Being the future

Being the future

 Office of the Dean November 9, 2021

New course welcomes first-generation students to the School of Humanities

By Leanne Ozaki

Transitioning to life at UCI comes with a steep learning curve. This is especially true for first-gen students, who aren’t always sure what to expect when they walk onto campus for the first time. If you asked, many first-generation students would describe their first fall quarter as an onslaught of new people, unfamiliar living environments, higher academic expectations and the nagging feeling that they are in over their heads. To make matters worse, feeling unprepared or confused can be alienating, making it difficult to reach out and find support.

Few understand these challenges as intimately as former first-gen student Scott Lerner, assistant course director for Writing 39C and coordinator of First Generation Initiatives in the School of Humanities. This is why Lerner developed a specialized course to help incoming first-gen students in the School of Humanities acclimate to campus life. With support from the School of Humanities, UCI Humanities Center and the UCI Composition Program, Lerner launched the pilot course “Being the Future: First-Generation Student Success and Belonging in the Humanities” this fall quarter 2021.

Open to incoming first-gen students majoring in the humanities, the course is designed to serve as an introduction to UCI and the humanities curriculum. “My goal is to help students transition successfully and confidently to college and continue on a path of success," Lerner explains. "By the end of the course, students will begin the process of establishing a network of peers, faculty and staff to engage and consult with throughout their career at UCI and beyond.”

To accomplish these goals, the course offers a welcoming space for students to connect with other first-gen students, faculty and staff and form communities of support. Additionally, the course empowers students to articulate their needs, encourages them to develop sustainable habits and helps them navigate campus resources and opportunities.

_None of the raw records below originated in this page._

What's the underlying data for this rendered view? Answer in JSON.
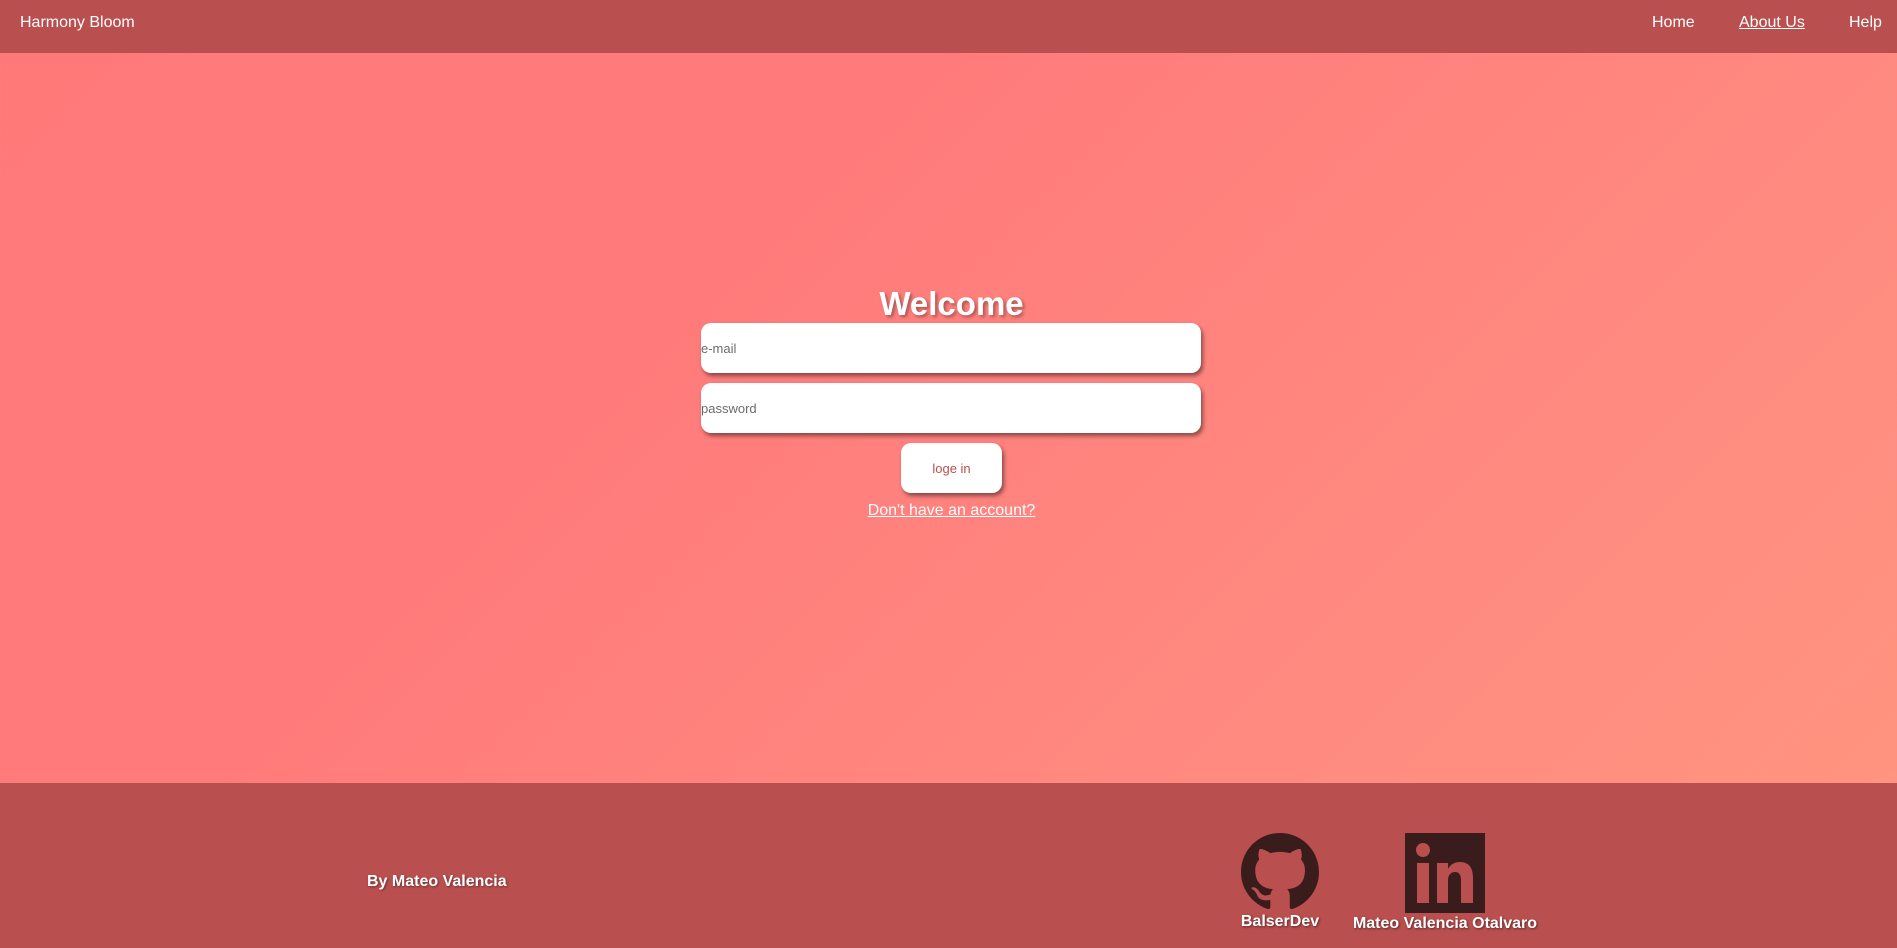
{
  "nav": {
    "brand": "Harmony Bloom",
    "links": [
      {
        "label": "Home"
      },
      {
        "label": "About Us"
      },
      {
        "label": "Help"
      }
    ]
  },
  "login": {
    "title": "Welcome",
    "email_placeholder": "e-mail",
    "password_placeholder": "password",
    "submit_label": "loge in",
    "signup_link": "Don't have an account?"
  },
  "footer": {
    "byline": "By Mateo Valencia",
    "social": [
      {
        "icon": "github-icon",
        "label": "BalserDev"
      },
      {
        "icon": "linkedin-icon",
        "label": "Mateo Valencia Otalvaro"
      }
    ]
  },
  "colors": {
    "bar": "#b94f4f",
    "background": "#ff7b7b",
    "icon": "#3b1c1c"
  }
}
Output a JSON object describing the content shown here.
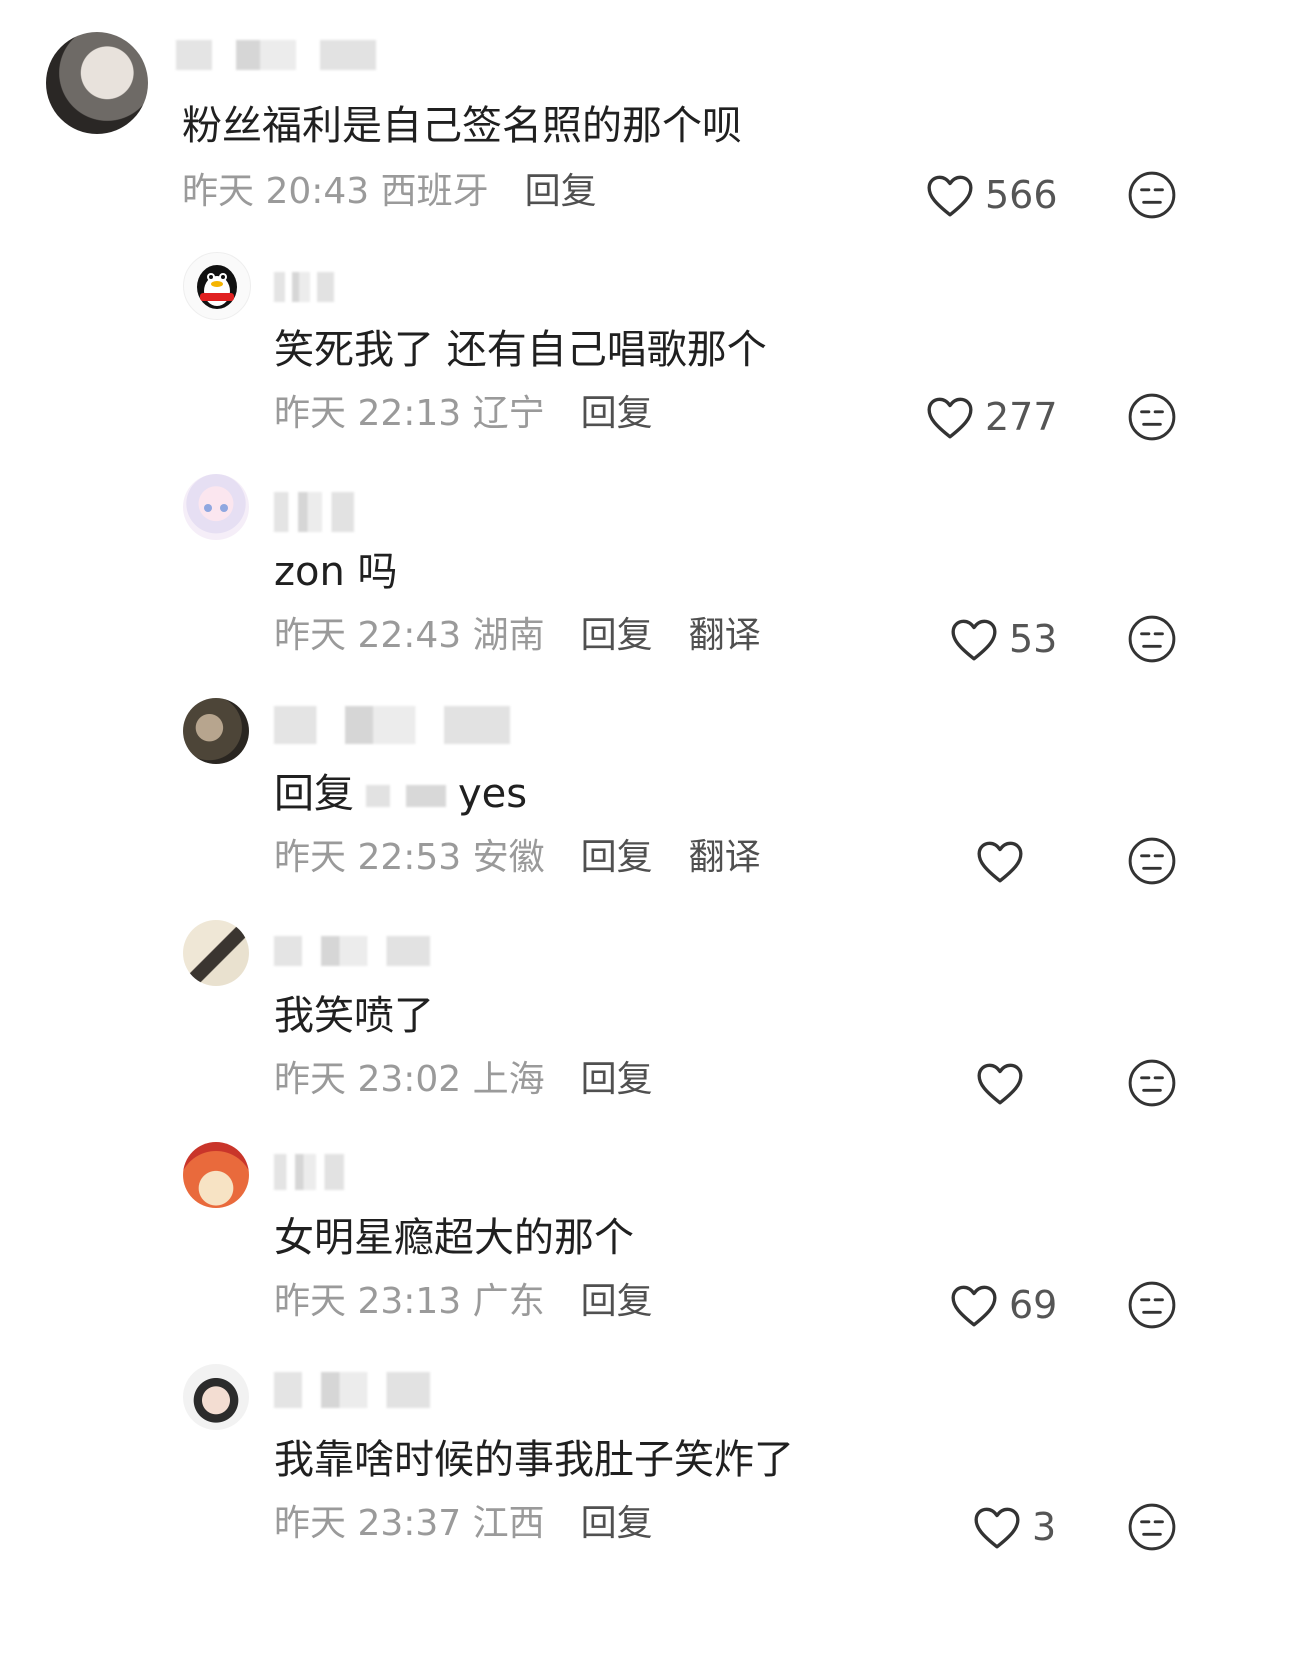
{
  "comments": [
    {
      "text": "粉丝福利是自己签名照的那个呗",
      "meta": "昨天 20:43 西班牙",
      "reply": "回复",
      "likes": "566",
      "avatar": "woman-photo"
    },
    {
      "text": "笑死我了 还有自己唱歌那个",
      "meta": "昨天 22:13 辽宁",
      "reply": "回复",
      "likes": "277",
      "avatar": "penguin"
    },
    {
      "text": "zon 吗",
      "meta": "昨天 22:43 湖南",
      "reply": "回复",
      "translate": "翻译",
      "likes": "53",
      "avatar": "anime-girl"
    },
    {
      "prefix": "回复",
      "text": "yes",
      "meta": "昨天 22:53 安徽",
      "reply": "回复",
      "translate": "翻译",
      "likes": "",
      "avatar": "photo-person"
    },
    {
      "text": "我笑喷了",
      "meta": "昨天 23:02 上海",
      "reply": "回复",
      "likes": "",
      "avatar": "photo-girl"
    },
    {
      "text": "女明星瘾超大的那个",
      "meta": "昨天 23:13 广东",
      "reply": "回复",
      "likes": "69",
      "avatar": "red-lanterns"
    },
    {
      "text": "我靠啥时候的事我肚子笑炸了",
      "meta": "昨天 23:37 江西",
      "reply": "回复",
      "likes": "3",
      "avatar": "sailor-girl"
    }
  ],
  "colors": {
    "meta": "#9a9a9a",
    "action": "#505050",
    "text": "#202020",
    "icon": "#333333"
  },
  "icons": {
    "like": "heart-outline-icon",
    "dislike": "neutral-face-icon"
  }
}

Lerner shares that one of the reasons he is excited to teach this course is its interactive seminar design. Classroom activities revolve around group discussions that invite students and guest lecturers to share their personal experiences and engage with each other's stories. Lerner says:

        “Our discussions are meaningful and wide-ranging; we share stories and experiences in a
         comfortable, supportive environment. Visiting faculty offer their unique perspectives in this same  
         environment, fostering dialogues and conversations that I feel are both enriching and uniquely open.
         I am truly excited about how our weekly discussions can help contribute to first-gen student success
         and belonging on campus as well as to an openness in discussing first-gen identities and the
         range of experiences and perspectives that come along with these identities.”

Following the theme of personal reflection and authentic sharing, course assignments include weekly journal prompts that ask students to offer their own insights on questions such as “What is college, and how do we navigate the challenges we face now that we are here?,” “What does it mean to identify as a first-generation student on campus, and how can we understand this identity to help ourselves succeed?,” and “How do we find meaning in what we’re doing?” The course will culminate with a personal narrative project where students will reflect on their first quarter in college and the personal transformations they have experienced.

Ultimately, Lerner hopes that the course will help students recognize that their first-gen identities are strengths to be proud of. He also wants students to walk away feeling more confident and in control of their college experience.

          “It’s my hope that students will leave the course with a real sense of what they can—and hopefully
          will—contribute to our community. I would like students to see their experiences, skills, backgrounds  
          and interests as assets. I’d like students to see themselves as contributors to knowledge creation
          in the university and as voices able to articulate what it is they want to contribute to the university
          as well as what they want from the university.”

To learn more about Lerner's course "Being the Future: First-Generation Student Success and Belonging in the Humanities," click here. To check out "Lucid," the first-gen undergraduate journal co-founded by Lerner, click here. For more first-gen stories, click here.

Originally published on the We Are UCI website